I must tell you of an occurrence that I was witness
of yesterday in Mr. Henry Ward Beecher's church. After a beautiful
sermon on Col. iii. 14, he called the attention of his congregation to a
subject which had been brought before him early in winter. A young man
from Washington called on him and asked him to bring the case of a
coloured child before his people on the first Sunday of January. That
plan was frustrated; but on Friday evening the gentleman re-appeared
with the child. He had succeeded in obtaining permission from her owner
to bring her north. Four men were left in bond for her ; and even then
the slaveholder would not consent to her going until he received Mr.
Beecher's word, that either the child should be returned within a given
time, or the sum at which she was valued.
The child was then placed beside Mr. Beecher, who,
taking off her cloak, said, " I wish I could as easily remove the
garment of slavery as I do this cloak;" and then passing his arms round
her neck, he pleaded simply but earnestly her case. She is nine years
old, and with but one part out of sixteen of African blood, and it is

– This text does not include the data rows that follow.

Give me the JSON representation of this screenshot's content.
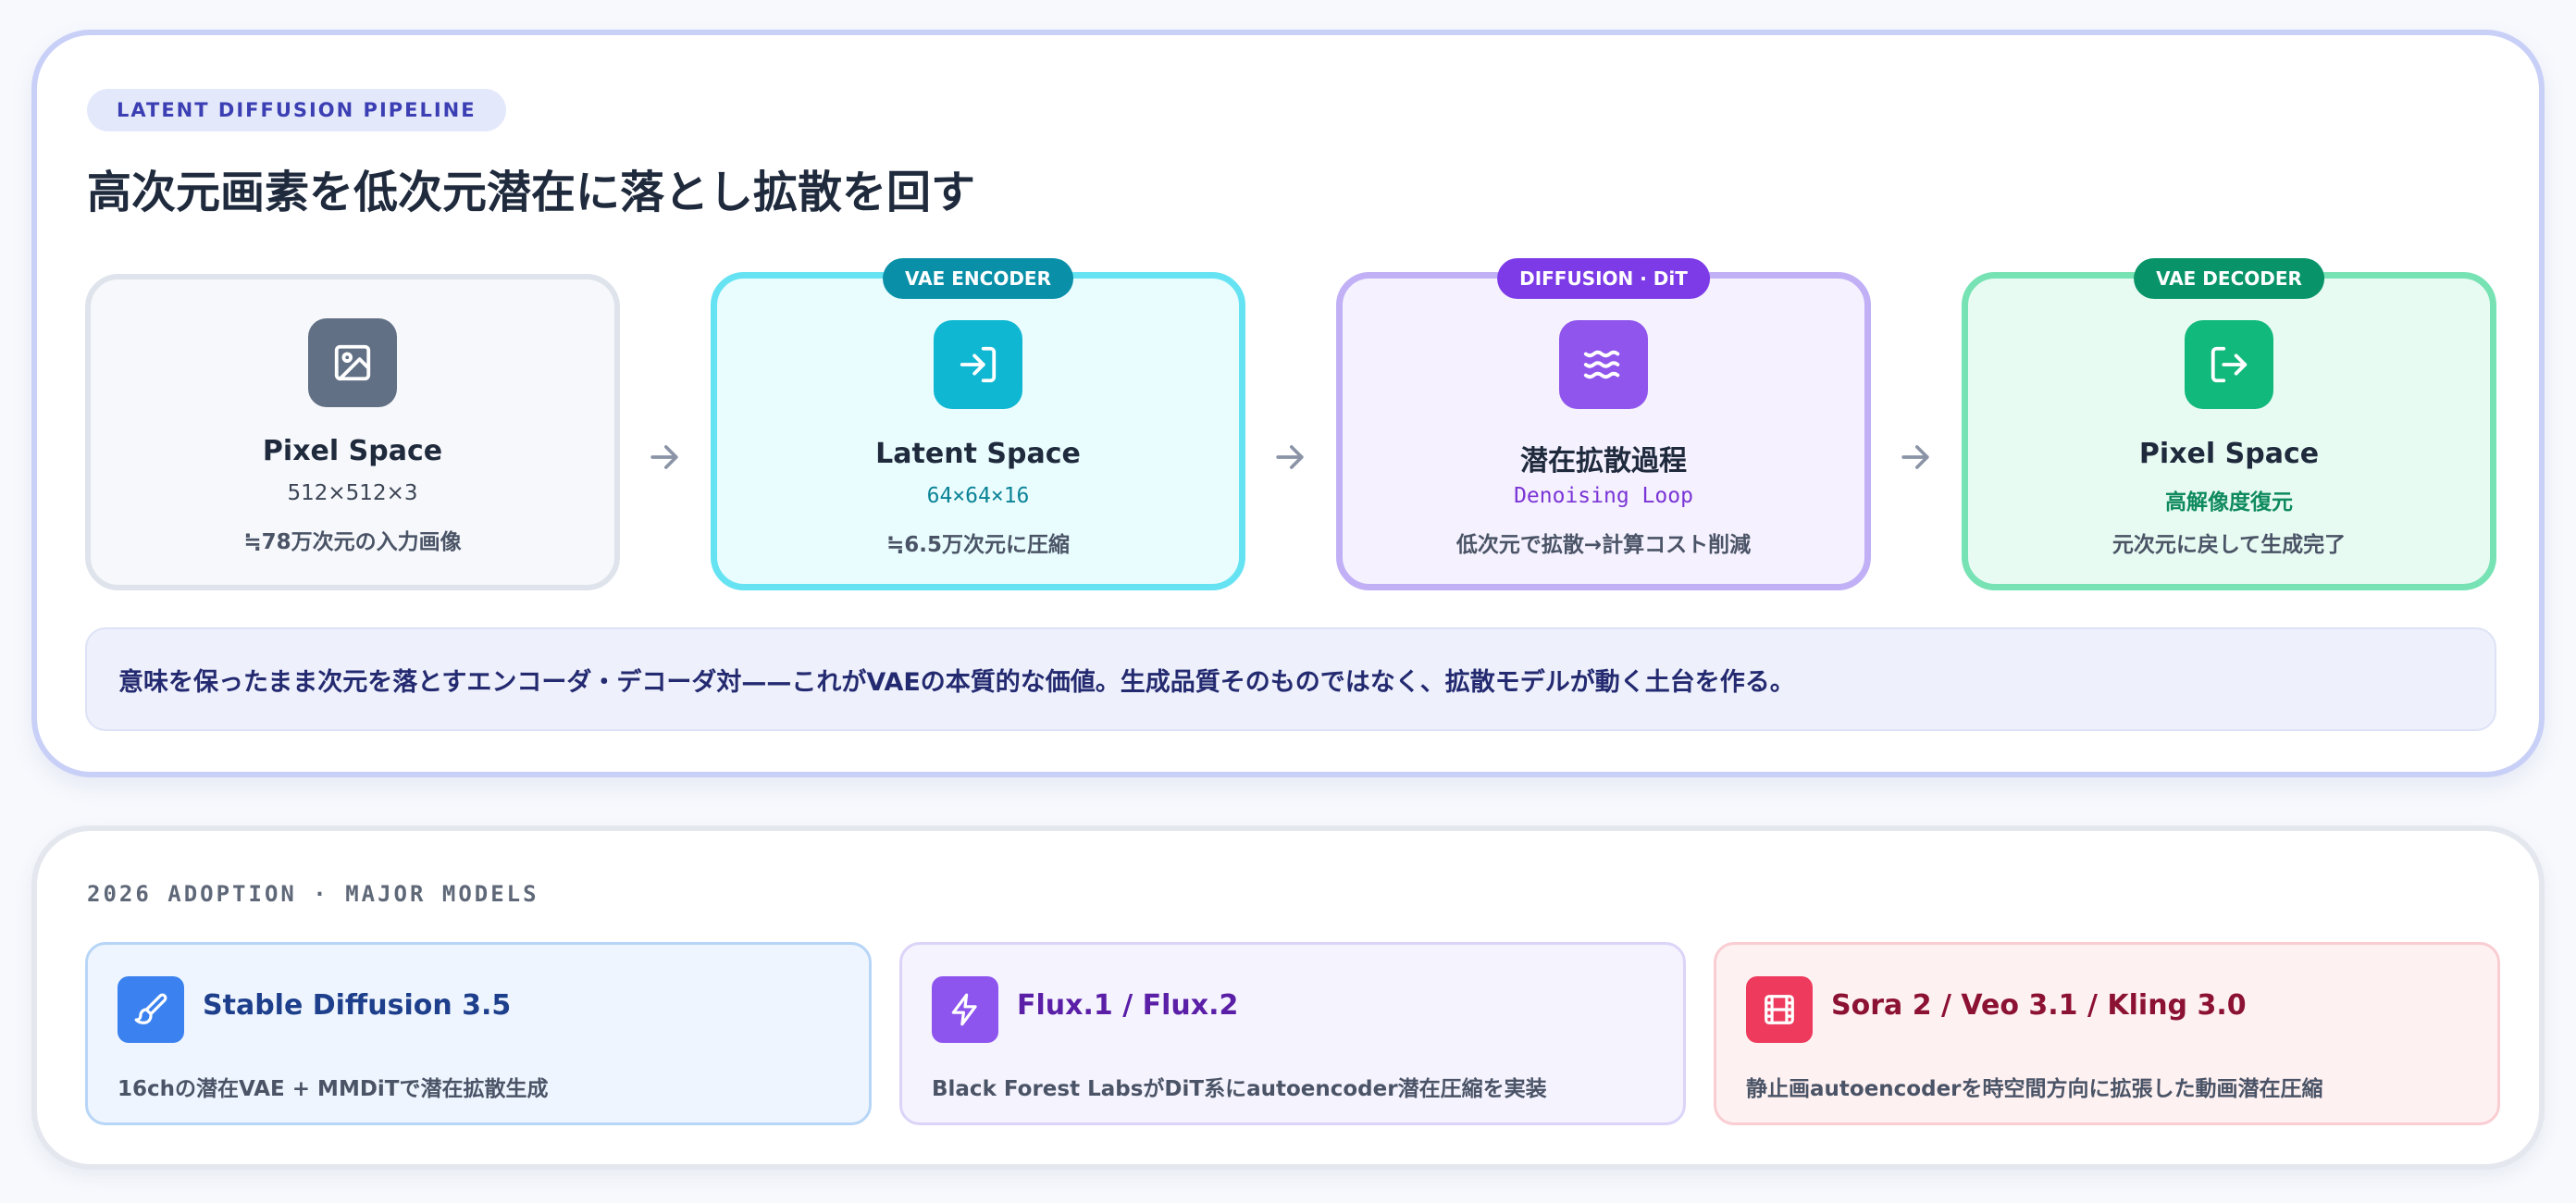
{
  "pipeline": {
    "tag": "LATENT DIFFUSION PIPELINE",
    "title": "高次元画素を低次元潜在に落とし拡散を回す",
    "stages": [
      {
        "badge": "",
        "name": "Pixel Space",
        "dim": "512×512×3",
        "desc": "≒78万次元の入力画像",
        "icon": "image-icon"
      },
      {
        "badge": "VAE ENCODER",
        "name": "Latent Space",
        "dim": "64×64×16",
        "desc": "≒6.5万次元に圧縮",
        "icon": "log-in-icon"
      },
      {
        "badge": "DIFFUSION · DiT",
        "name": "潜在拡散過程",
        "dim": "Denoising Loop",
        "desc": "低次元で拡散→計算コスト削減",
        "icon": "waves-icon"
      },
      {
        "badge": "VAE DECODER",
        "name": "Pixel Space",
        "dim": "高解像度復元",
        "desc": "元次元に戻して生成完了",
        "icon": "log-out-icon"
      }
    ],
    "summary": "意味を保ったまま次元を落とすエンコーダ・デコーダ対——これがVAEの本質的な価値。生成品質そのものではなく、拡散モデルが動く土台を作る。"
  },
  "adoption": {
    "heading": "2026 ADOPTION · MAJOR MODELS",
    "models": [
      {
        "name": "Stable Diffusion 3.5",
        "desc": "16chの潜在VAE + MMDiTで潜在拡散生成",
        "icon": "paintbrush-icon",
        "color": "#3b82f0"
      },
      {
        "name": "Flux.1 / Flux.2",
        "desc": "Black Forest LabsがDiT系にautoencoder潜在圧縮を実装",
        "icon": "lightning-icon",
        "color": "#8d55ee"
      },
      {
        "name": "Sora 2 / Veo 3.1 / Kling 3.0",
        "desc": "静止画autoencoderを時空間方向に拡張した動画潜在圧縮",
        "icon": "film-icon",
        "color": "#ee3a5c"
      }
    ]
  },
  "colors": {
    "accent_indigo": "#3b3fb3",
    "encoder": "#0a8fa8",
    "diffusion": "#7c3be6",
    "decoder": "#089468"
  }
}
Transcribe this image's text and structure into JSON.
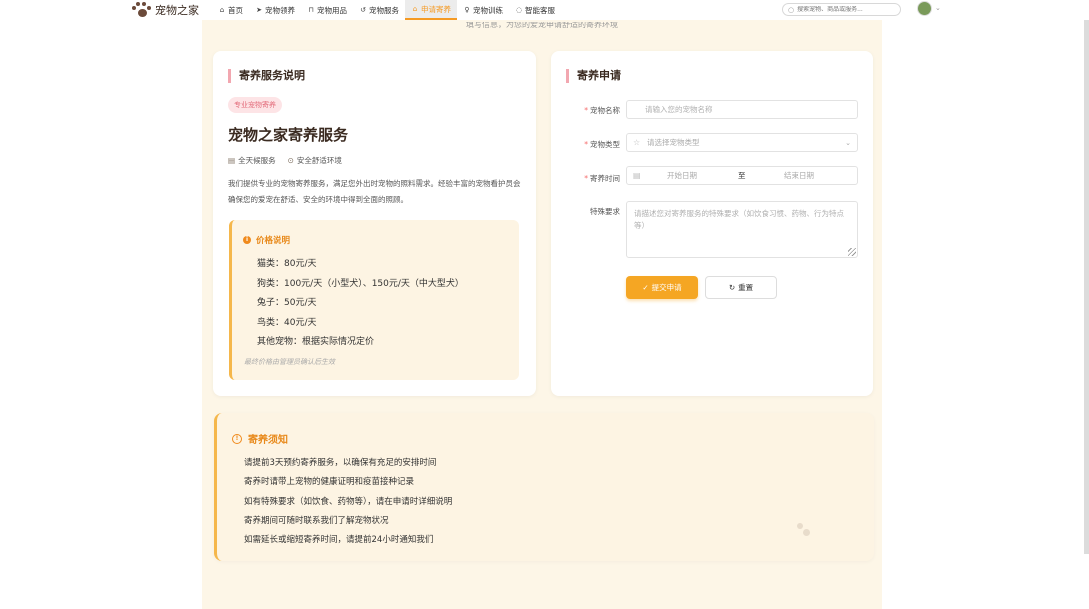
{
  "nav": {
    "brand": "宠物之家",
    "items": [
      {
        "label": "首页",
        "icon": "home-icon",
        "glyph": "⌂"
      },
      {
        "label": "宠物领养",
        "icon": "send-icon",
        "glyph": "➤"
      },
      {
        "label": "宠物用品",
        "icon": "bag-icon",
        "glyph": "⊓"
      },
      {
        "label": "宠物服务",
        "icon": "service-icon",
        "glyph": "↺"
      },
      {
        "label": "申请寄养",
        "icon": "house-icon",
        "glyph": "⌂"
      },
      {
        "label": "宠物训练",
        "icon": "trophy-icon",
        "glyph": "♀"
      },
      {
        "label": "智能客服",
        "icon": "chat-icon",
        "glyph": "◌"
      }
    ],
    "active_index": 4,
    "search_placeholder": "搜索宠物、商品或服务..."
  },
  "intro_text": "填写信息，为您的爱宠申请舒适的寄养环境",
  "service": {
    "section_title": "寄养服务说明",
    "tag": "专业宠物寄养",
    "heading": "宠物之家寄养服务",
    "meta": [
      "全天候服务",
      "安全舒适环境"
    ],
    "description": "我们提供专业的宠物寄养服务，满足您外出时宠物的照料需求。经验丰富的宠物看护员会确保您的爱宠在舒适、安全的环境中得到全面的照顾。",
    "price": {
      "title": "价格说明",
      "items": [
        "猫类：80元/天",
        "狗类：100元/天（小型犬）、150元/天（中大型犬）",
        "兔子：50元/天",
        "鸟类：40元/天",
        "其他宠物：根据实际情况定价"
      ],
      "note": "最终价格由管理员确认后生效"
    }
  },
  "form": {
    "section_title": "寄养申请",
    "name_label": "宠物名称",
    "name_placeholder": "请输入您的宠物名称",
    "type_label": "宠物类型",
    "type_placeholder": "请选择宠物类型",
    "time_label": "寄养时间",
    "start_placeholder": "开始日期",
    "range_sep": "至",
    "end_placeholder": "结束日期",
    "special_label": "特殊要求",
    "special_placeholder": "请描述您对寄养服务的特殊要求（如饮食习惯、药物、行为特点等）",
    "submit_label": "提交申请",
    "reset_label": "重置"
  },
  "notice": {
    "title": "寄养须知",
    "items": [
      "请提前3天预约寄养服务，以确保有充足的安排时间",
      "寄养时请带上宠物的健康证明和疫苗接种记录",
      "如有特殊要求（如饮食、药物等），请在申请时详细说明",
      "寄养期间可随时联系我们了解宠物状况",
      "如需延长或缩短寄养时间，请提前24小时通知我们"
    ]
  },
  "colors": {
    "accent": "#f5a623",
    "page_bg": "#fdf6e7",
    "title_bar": "#f2a7b0"
  }
}
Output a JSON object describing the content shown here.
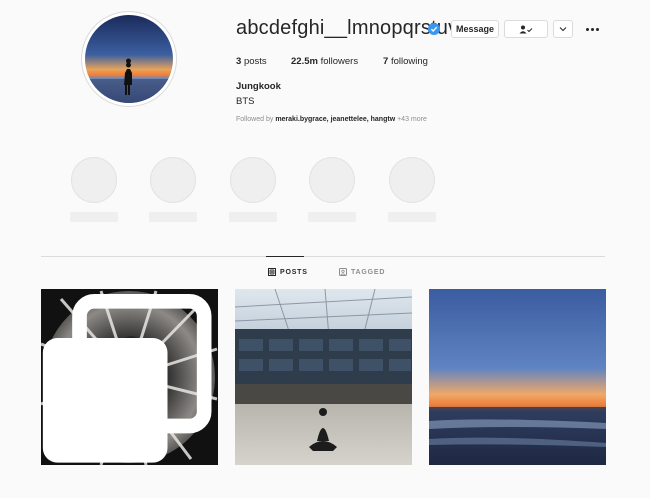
{
  "profile": {
    "username": "abcdefghi__lmnopqrstuv...",
    "verified": true,
    "message_label": "Message",
    "full_name": "Jungkook",
    "bio": "BTS",
    "stats": {
      "posts_count": "3",
      "posts_label": "posts",
      "followers_count": "22.5m",
      "followers_label": "followers",
      "following_count": "7",
      "following_label": "following"
    },
    "followed_by": {
      "prefix": "Followed by",
      "names": "meraki.bygrace,  jeanettelee, hangtw",
      "suffix": "+43 more"
    }
  },
  "tabs": {
    "posts": "POSTS",
    "tagged": "TAGGED"
  },
  "colors": {
    "background": "#fafafa",
    "border": "#dbdbdb",
    "verified_blue": "#3897f0",
    "text": "#262626",
    "muted": "#8e8e8e"
  },
  "icons": {
    "verified": "verified-badge-icon",
    "follow": "person-check-icon",
    "chevron": "chevron-down-icon",
    "more": "more-options-icon",
    "posts_tab": "grid-icon",
    "tagged_tab": "tag-icon",
    "multi_post": "carousel-icon"
  }
}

believed she will be so beautiful as to be worth in four years hence
(had she remained a slave), £800. The value set on her now is £180. Her
grandmother, a free woman, had saved £40, which she gladly offered to
contribute towards her release.
I never could do half justice to the manner in which
Mr. Beecher pleaded her casenobly and ably. He said he could not even
mention what he wished to save her from, and that the little girl had
twice seen her mother put up at the block. . . . There was no need for
enreaties; he merely said, "You will please pass the plates;" and
announced that the collection would be taken up again in the evening. By
this time the congregation were all deeply moved, and the scene that
followed baffles description. The excitement was unparalleled, and I
thought it never would terminate. However, as everything must, it did,
and then a gentleman whispered something to Mr. Beecher, who said, "I
have just received a message from a Christian lady to say that she will
be responsible for any deficiency there may be in the collection. The
child is free!" It is far beyond my power to convey the faintest idea of
the joy this announcement caused. The demonstrations were unequivocal.
The people were literally beside themselves.....The morning collection
amounted to upwards of £200, so it was not continued
in the evening. Mr. Beecher mentioned that on one of the plates was
found a lady's ring with an opal set in it, and that he had taken the
liberty of withdrawing it, and had it placed on the child's finger, that
when she was old enough she might wear it as a badge of her freedom.Extract
of a letter from New York.
This comment system requires
you to be logged in through either a Disqus account or an
account you already have with Google, Twitter, Facebook or
Yahoo. In the event you don't have an account with any of these
companies then you can create an account with Disqus. All
comments are moderated so they won't display until the moderator
has approved your comment.